The number is worse than the CBO's previous forecast of $348 billion for the fiscal year that began Oct. 1, according to the budget office's forecast.
But the CBO also projected that overall, the economy will continue to grow at a healthy pace in 2005 and 2006. The agency is the nonpartisan budget arm of Congress.
The revised deficit number excludes the costs of military operations in Iraq and Afghanistan, as well as other parts of the administration's war on terrorism, according to the report.
Those costs, expected to add about $30 billion to the deficit this year and possibly more next year, would bring the total deficit to around $400 billion in the current fiscal year and well over $300 billion next year.
New legislation accounts for about three-quarters of the total projected deficit for 2005, most of that from recent laws that extend the president's tax cuts.
Provisions for funding for disaster relief, such as the $11.5 billion provided for hurricane victims, also swelled the deficit, according to the CBO estimates.

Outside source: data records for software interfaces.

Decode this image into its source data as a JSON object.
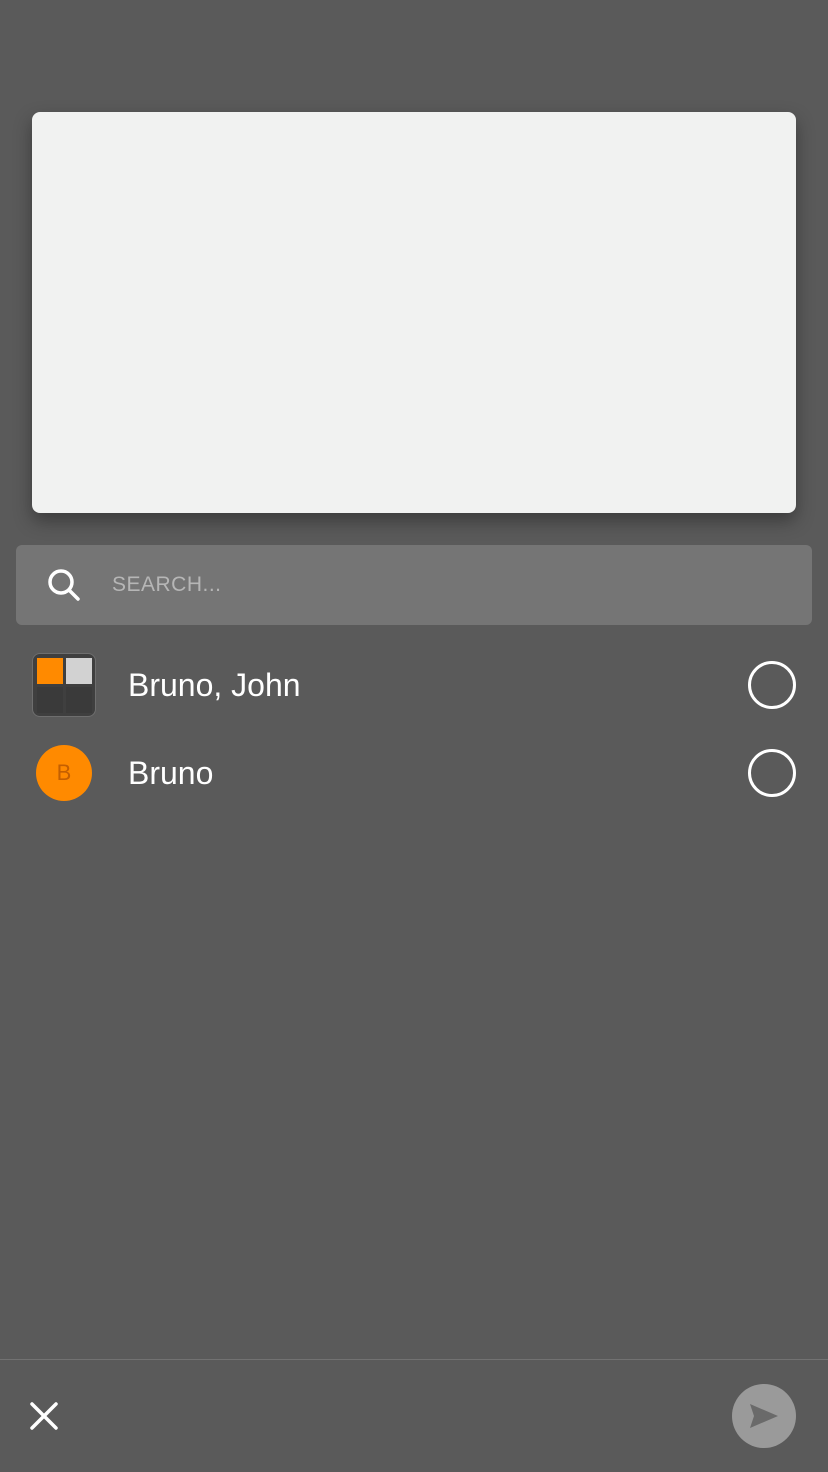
{
  "search": {
    "placeholder": "SEARCH...",
    "value": "",
    "icon": "search-icon"
  },
  "contacts": [
    {
      "name": "Bruno, John",
      "avatar_type": "group-grid",
      "avatar_colors": [
        "#ff8a00",
        "#d2d2d2",
        "#3a3a3a",
        "#3a3a3a"
      ],
      "selected": false
    },
    {
      "name": "Bruno",
      "avatar_type": "initial",
      "initial": "B",
      "avatar_color": "#ff8a00",
      "selected": false
    }
  ],
  "bottom_bar": {
    "close_icon": "close-icon",
    "send_icon": "send-icon",
    "send_enabled": false
  },
  "colors": {
    "background": "#5a5a5a",
    "preview_card": "#f1f2f1",
    "search_bar": "#757575",
    "accent": "#ff8a00",
    "send_button_disabled": "#9a9a9a"
  }
}
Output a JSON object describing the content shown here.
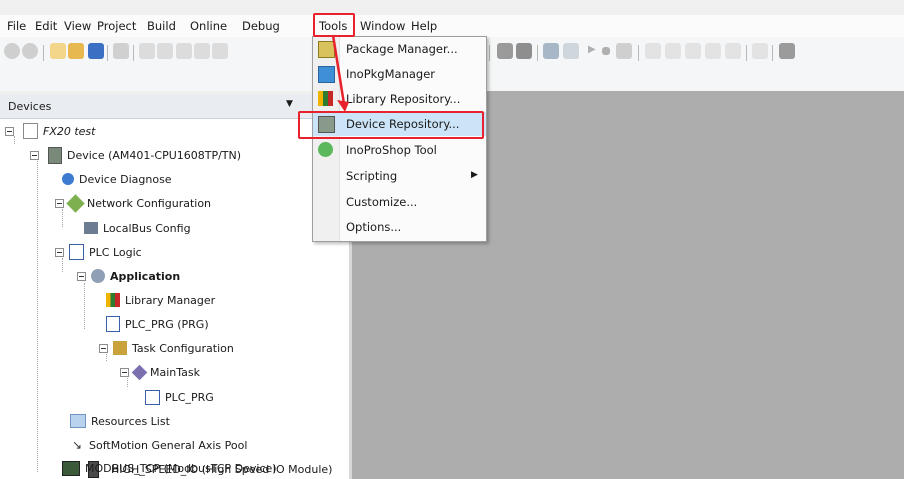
{
  "menubar": {
    "file": "File",
    "edit": "Edit",
    "view": "View",
    "project": "Project",
    "build": "Build",
    "online": "Online",
    "debug": "Debug",
    "tools": "Tools",
    "window": "Window",
    "help": "Help"
  },
  "devices_panel": {
    "title": "Devices"
  },
  "tree": {
    "project": "FX20 test",
    "device": "Device (AM401-CPU1608TP/TN)",
    "device_diagnose": "Device Diagnose",
    "network_configuration": "Network Configuration",
    "localbus_config": "LocalBus Config",
    "plc_logic": "PLC Logic",
    "application": "Application",
    "library_manager": "Library Manager",
    "plc_prg_prg": "PLC_PRG (PRG)",
    "task_configuration": "Task Configuration",
    "main_task": "MainTask",
    "plc_prg": "PLC_PRG",
    "resources_list": "Resources List",
    "softmotion_pool": "SoftMotion General Axis Pool",
    "high_speed_io": "HIGH_SPEED_IO (High Speed IO Module)",
    "modbus_tcp": "MODBUS_TCP (ModbusTCP Device)"
  },
  "tools_menu": {
    "items": [
      {
        "label": "Package Manager...",
        "icon": "package-icon"
      },
      {
        "label": "InoPkgManager",
        "icon": "ino-pkg-icon"
      },
      {
        "label": "Library Repository...",
        "icon": "library-books-icon"
      },
      {
        "label": "Device Repository...",
        "icon": "device-repository-icon"
      },
      {
        "label": "InoProShop Tool",
        "icon": "gear-green-icon"
      },
      {
        "label": "Scripting",
        "icon": "",
        "submenu": true
      },
      {
        "label": "Customize...",
        "icon": ""
      },
      {
        "label": "Options...",
        "icon": ""
      }
    ]
  },
  "colors": {
    "highlight_red": "#e8222d",
    "menu_hover": "#cce4f7",
    "workspace_gray": "#adadad"
  }
}
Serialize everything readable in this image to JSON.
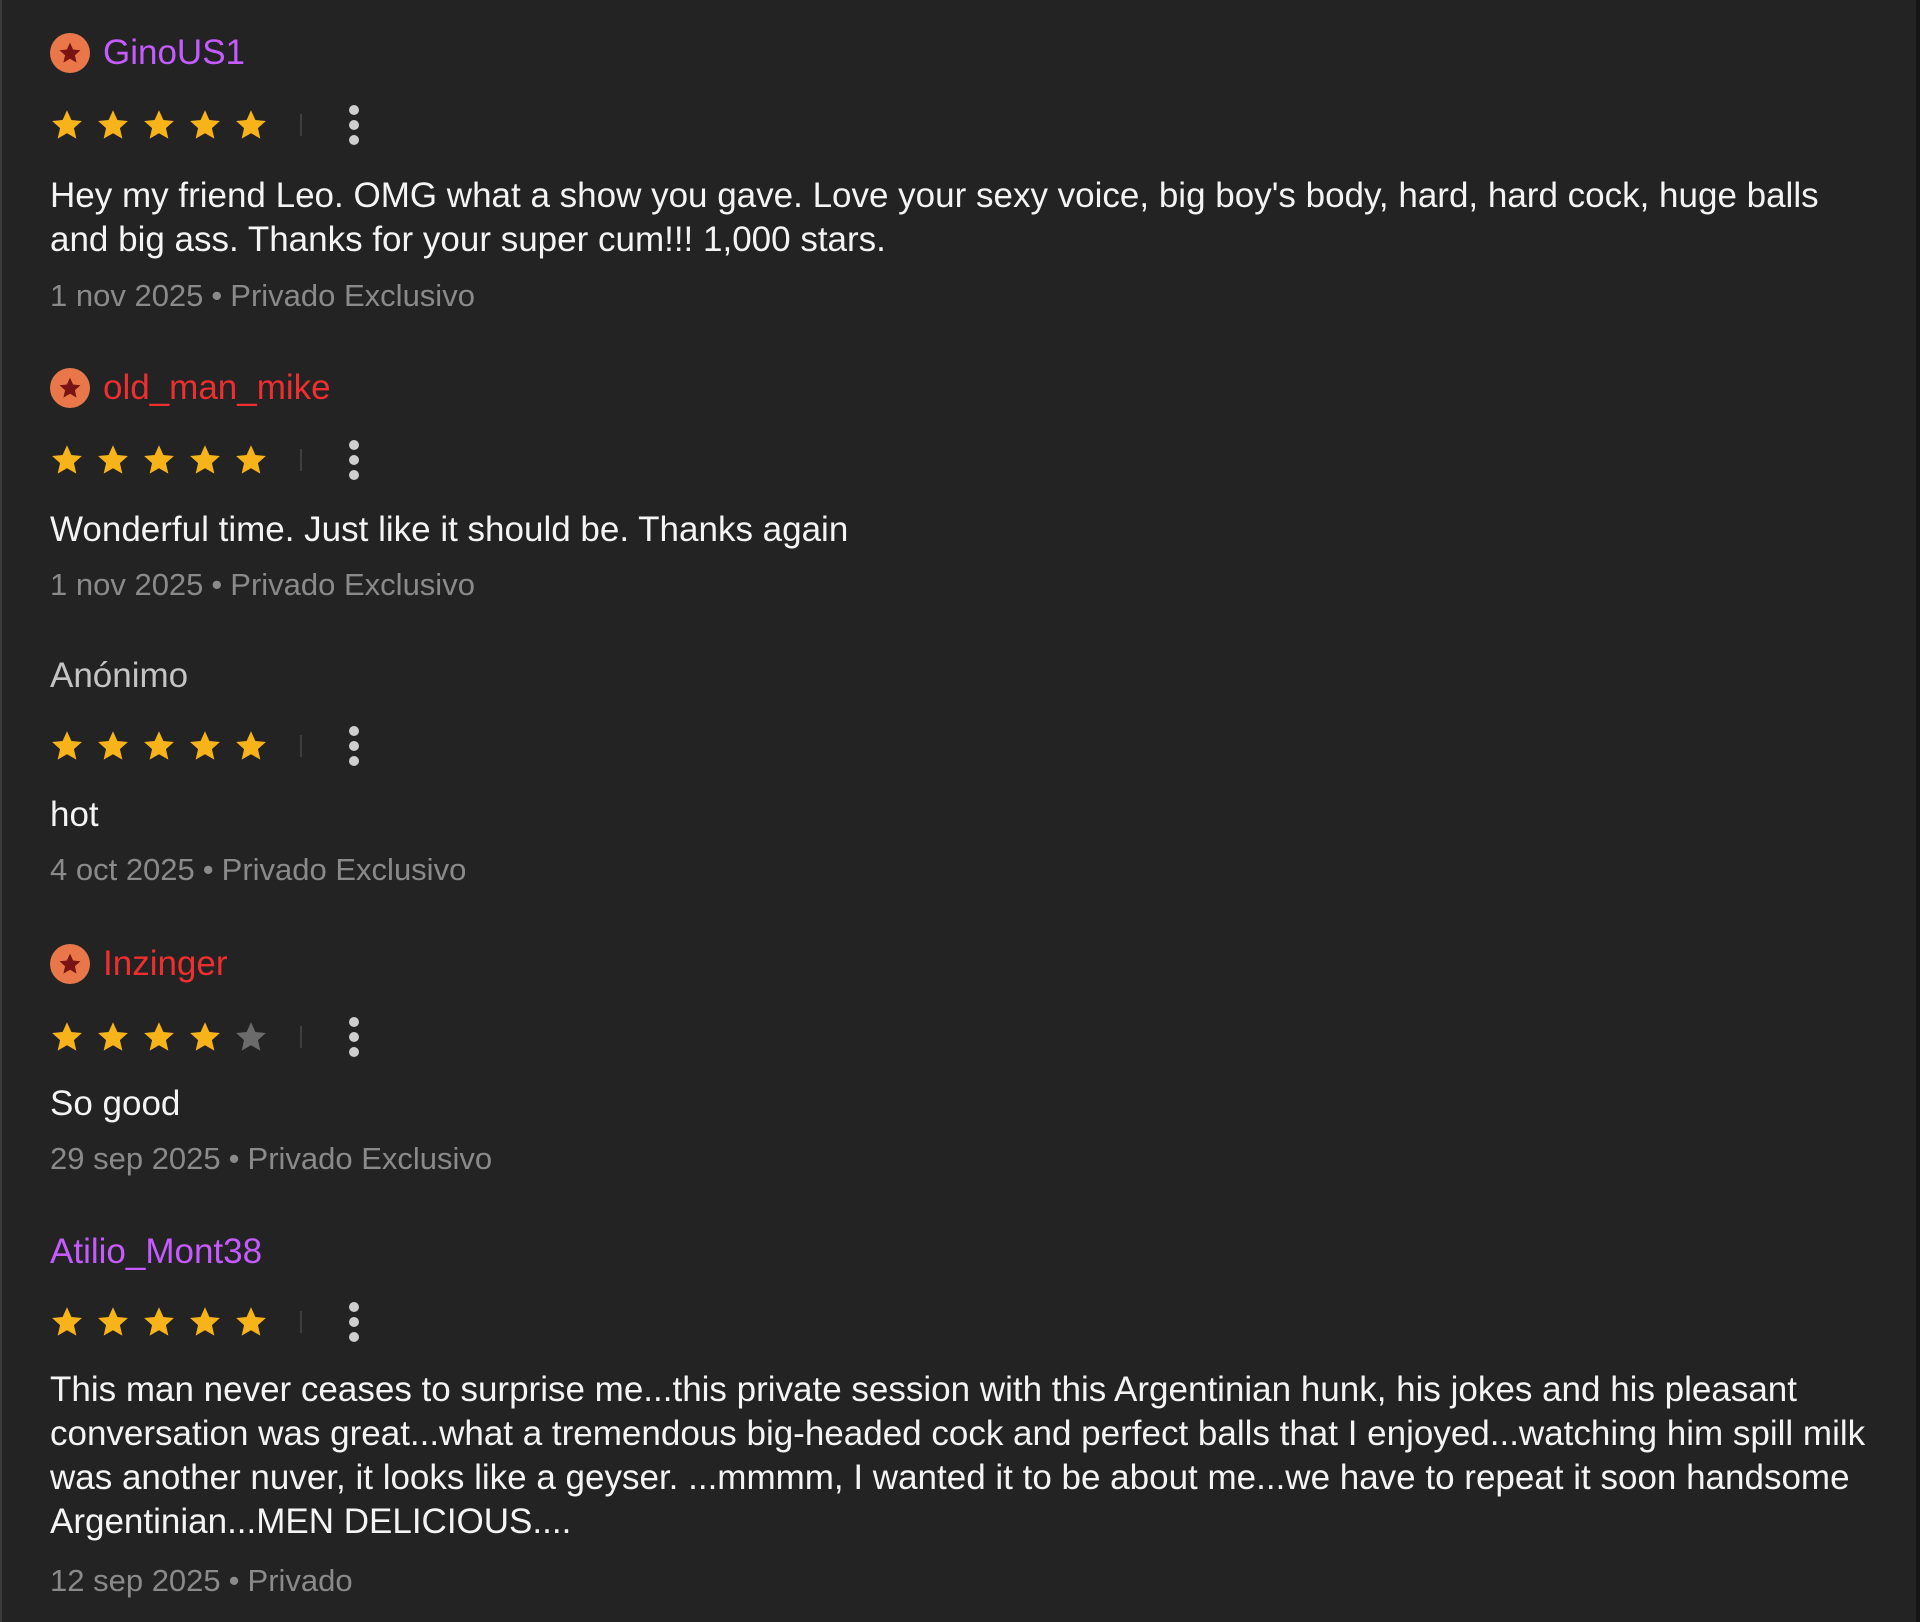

The rate of unemployment was also forecast to decline and interest rates expected to rise in the next two years as the economy grows, according to the report.